The sixth entry executes a C shell script named uu.weekly, stored in /usr/lib/uucp, at 3:30 a.m. on Monday mornings. Notice that the command format - specifically the output redirection - is for the Bourne shell even though the script itself will be run under the C shell. The seventh entry runs on the third Monday of every month; there's more explanation below. The final entry would run the command /usr/lib/newsbin/news.weekend at 2:30 a.m. on Saturday and Sunday mornings if it were not disabled with a #. (# can also be used to add comments to your crontab.)

The fourth through sixth entries illustrate three output-handling alternatives: redirecting it to a file, piping it through mail, and discarding it to /dev/null (13.14). If no output redirection is performed, the output is sent via mail to the user who ran the command.
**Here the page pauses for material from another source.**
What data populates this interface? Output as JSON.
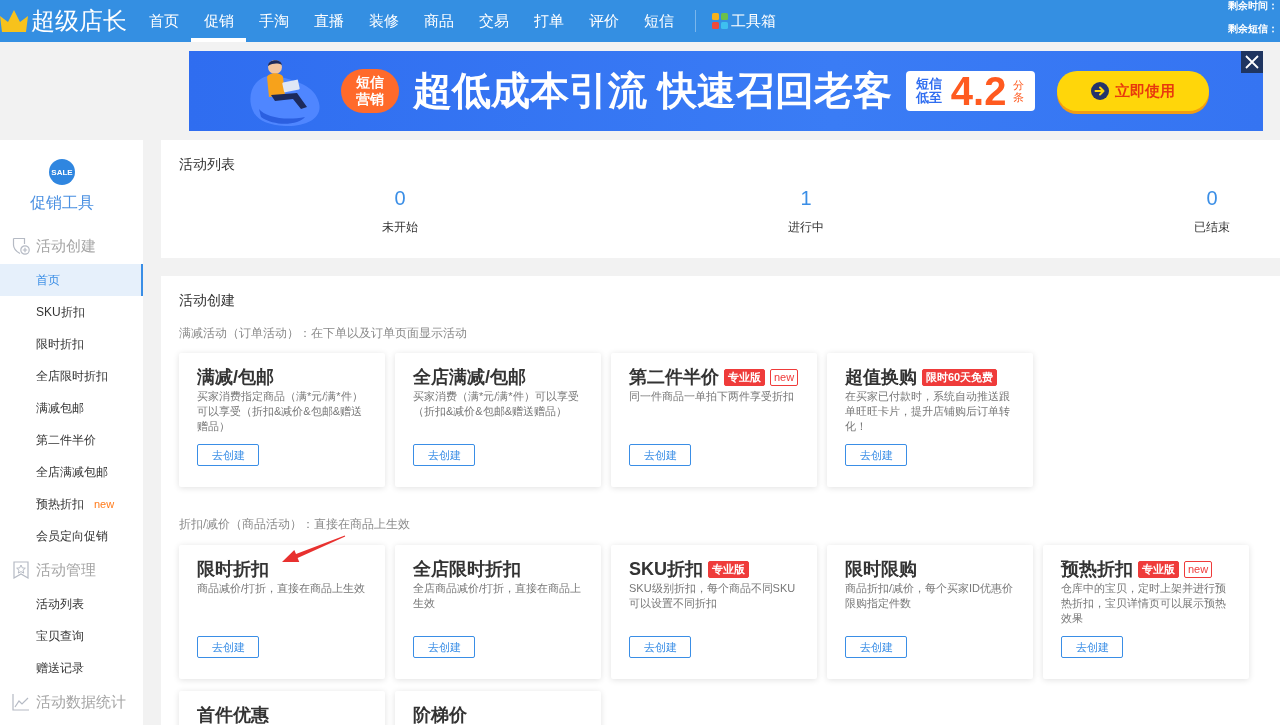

The cmd field can be any UNIX command or group of commands (properly separated with semicolons). The entire crontab entry can be arbitrarily long, but it must be a single physical line in the file.

One problem with the crontab syntax is that it lets you specify any day of the month, and any day of the week; but it doesn't let you construct cases like "the third Monday of every month." You might think that the crontab entry:
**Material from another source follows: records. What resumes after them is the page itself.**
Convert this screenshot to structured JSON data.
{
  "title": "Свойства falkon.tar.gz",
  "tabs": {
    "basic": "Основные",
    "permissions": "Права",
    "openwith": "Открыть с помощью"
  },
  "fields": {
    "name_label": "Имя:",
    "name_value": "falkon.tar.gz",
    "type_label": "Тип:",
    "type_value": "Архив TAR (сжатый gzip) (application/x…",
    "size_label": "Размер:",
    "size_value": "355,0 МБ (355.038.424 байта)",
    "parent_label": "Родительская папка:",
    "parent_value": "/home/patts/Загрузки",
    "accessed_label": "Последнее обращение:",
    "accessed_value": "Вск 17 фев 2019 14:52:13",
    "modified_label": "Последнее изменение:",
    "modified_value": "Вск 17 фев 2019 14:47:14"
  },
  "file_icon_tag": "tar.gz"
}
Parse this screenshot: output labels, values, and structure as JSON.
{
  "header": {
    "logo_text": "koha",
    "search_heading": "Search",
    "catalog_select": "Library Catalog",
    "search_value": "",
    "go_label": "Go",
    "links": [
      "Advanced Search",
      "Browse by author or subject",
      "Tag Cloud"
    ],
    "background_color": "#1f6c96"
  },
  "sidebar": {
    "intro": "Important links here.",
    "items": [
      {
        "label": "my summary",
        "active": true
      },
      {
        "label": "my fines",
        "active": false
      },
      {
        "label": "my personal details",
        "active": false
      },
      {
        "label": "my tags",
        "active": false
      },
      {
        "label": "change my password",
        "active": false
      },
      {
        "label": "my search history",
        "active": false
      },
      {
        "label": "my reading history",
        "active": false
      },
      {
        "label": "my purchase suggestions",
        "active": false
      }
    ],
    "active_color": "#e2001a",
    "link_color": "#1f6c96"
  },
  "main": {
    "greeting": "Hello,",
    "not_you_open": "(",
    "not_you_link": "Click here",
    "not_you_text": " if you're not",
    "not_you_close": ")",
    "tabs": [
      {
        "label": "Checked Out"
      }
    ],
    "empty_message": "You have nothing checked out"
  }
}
12 5 15-21 * 1 your-command

would do the trick, but it won't; this crontab entry runs your command on every Monday, plus the 15th through the 21st of each month. [1] An answer from Greg Ubben is shown in the seventh entry. He uses the test (44.20) and date (51.10) commands to compare the name of today (like Tue) to the day we want the entry to be executed (here, Mon). This entry will be run between the 15th and 21st of each month, but the mtg-notice command will only run on the Monday during that period. The shell's && operator (44.9) runs the mtg-notice command only when the previous test succeeds. Greg actually writes the entry as shown here, testing for failure of the test command:

[1] This strange behavior seems to be a System V peculiarity that somehow infected the rest of the world. "True" BSD systems behave the way we explained earlier. However, SunOS 4.X systems have incorporated System V's behavior; and, with the advent of Solaris, there are relatively few true commercial BSD systems left in the world.

12 5 15-21 * * test `date +\%a` != Mon || /usr/local/etc/mtg-notice

He did it in that "backwards" way so the cron job's exit status would be 0 (success) in the case when it doesn't execute mtg-notice. You may need that technique, too.

The cron command starts the cron program. It has no options. Once started, cron never terminates. It is normally started automatically by one of the system initialization scripts. cron reads the crontab file(s) every minute to see whether there have been changes. Therefore, any change to its schedule will take effect within one minute.

- AF, JP


Previous: 40.11 Send Yourself Reminder Mail UNIX Power ToolsNext: 40.13 Adding crontab Entries
40.11 Send Yourself Reminder Mail Book Index40.13 Adding crontab Entries

The UNIX CD Bookshelf NavigationThe UNIX CD BookshelfUNIX Power ToolsUNIX in a NutshellLearning the vi Editorsed & awkLearning the Korn ShellLearning the UNIX Operating System